The Bone Wreck, named for the whale skeleton that resides inside it’s hulk, is most likely that of the “Lieut. Sam Mengel”. The Lieut. Sam Mengel was completed on September 5, 1918 and launched in Bath, Maine. It was a 905 GT, 4-masted wooden schooner built by Percy and Small for the Mengel Box Co. It was used in the West African mahogany trade. She was rigged as a four-masted schooner with a yard and a course on her foremast. In 1933 she was converted to barge and subsequently foundered in a storm off Boston, Massachusetts on October 16, 1935.
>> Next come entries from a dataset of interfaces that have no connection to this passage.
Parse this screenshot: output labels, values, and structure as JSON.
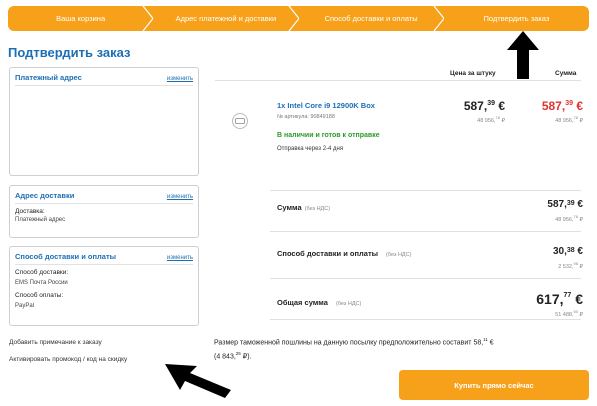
{
  "steps": [
    {
      "label": "Ваша корзина"
    },
    {
      "label": "Адрес платежной и доставки"
    },
    {
      "label": "Способ доставки и оплаты"
    },
    {
      "label": "Подтвердить заказ"
    }
  ],
  "page_title": "Подтвердить заказ",
  "billing": {
    "title": "Платежный адрес",
    "edit": "изменить"
  },
  "delivery": {
    "title": "Адрес доставки",
    "edit": "изменить",
    "label": "Доставка:",
    "value": "Платежный адрес"
  },
  "shipping": {
    "title": "Способ доставки и оплаты",
    "edit": "изменить",
    "ship_label": "Способ доставки:",
    "ship_value": "EMS Почта России",
    "pay_label": "Способ оплаты:",
    "pay_value": "PayPal"
  },
  "links": {
    "note": "Добавить примечание к заказу",
    "promo": "Активировать промокод / код на скидку"
  },
  "columns": {
    "unit_price": "Цена за штуку",
    "total": "Сумма"
  },
  "product": {
    "name": "1x Intel Core i9 12900K Box",
    "sku": "№ артикула: 90849188",
    "stock": "В наличии и готов к отправке",
    "ship_time": "Отправка через 2-4 дня",
    "thumb_icon": "product-thumbnail",
    "unit_price_int": "587,",
    "unit_price_dec": "39",
    "unit_price_cur": " €",
    "unit_rub_int": "48 956,",
    "unit_rub_dec": "78",
    "unit_rub_cur": " ₽",
    "total_int": "587,",
    "total_dec": "39",
    "total_cur": " €",
    "total_rub_int": "48 956,",
    "total_rub_dec": "78",
    "total_rub_cur": " ₽"
  },
  "summary": {
    "subtotal_label": "Сумма",
    "subtotal_vat": "(без НДС)",
    "subtotal_int": "587,",
    "subtotal_dec": "39",
    "subtotal_cur": " €",
    "subtotal_rub_int": "48 956,",
    "subtotal_rub_dec": "78",
    "subtotal_rub_cur": " ₽",
    "shipping_label": "Способ доставки и оплаты",
    "shipping_vat": "(без НДС)",
    "shipping_int": "30,",
    "shipping_dec": "38",
    "shipping_cur": " €",
    "shipping_rub_int": "2 532,",
    "shipping_rub_dec": "98",
    "shipping_rub_cur": " ₽",
    "grand_label": "Общая сумма",
    "grand_vat": "(без НДС)",
    "grand_int": "617,",
    "grand_dec": "77",
    "grand_cur": " €",
    "grand_rub_int": "51 488,",
    "grand_rub_dec": "50",
    "grand_rub_cur": " ₽"
  },
  "customs": {
    "text_a": "Размер таможенной пошлины на данную посылку предположительно составит 58,",
    "sup_a": "11",
    "text_b": " €",
    "text_c": "(4 843,",
    "sup_b": "25",
    "text_d": " ₽)."
  },
  "buy_button": "Купить прямо сейчас",
  "colors": {
    "accent": "#f7a11a",
    "link": "#1c6fb5",
    "price_red": "#e0322d",
    "stock_green": "#2a9a2a"
  }
}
The wreck was located and dived by Capt. Eric Takakjian and Brian Skerry in the early 1990s. The Bone wreck is very large and comes off the bottom to about 160 ft. It is covered in nets, mostly monofilament netting and gill nets, which make it a very easy wreck to encounter entanglements. It is largely intact and sits upright on the bottom at about 180 fsw. The wreck is most notable for the whale skeleton scattered about, though there are some interesting artifacts to be had, which lends support to the theory that this wreck is the “Mengel”. Most likely, a whale became entrapped in the wreckage and died there. There are large pieces of vertebrae and skeletal remains all about. Hence, the Bone Wreck. Interestingly the Bone wreck sits head-to-head with another wooden hulled wreck. Visibility can be so bad at this site, however, the these 2 wrecks are often confused as one. This is an excellent dive and a beautiful wreck in good visibility, but on average visibility ranges from 5-15 feet. This wreck for advanced technical divers only as the enormous amount of netting on it can be hazardous.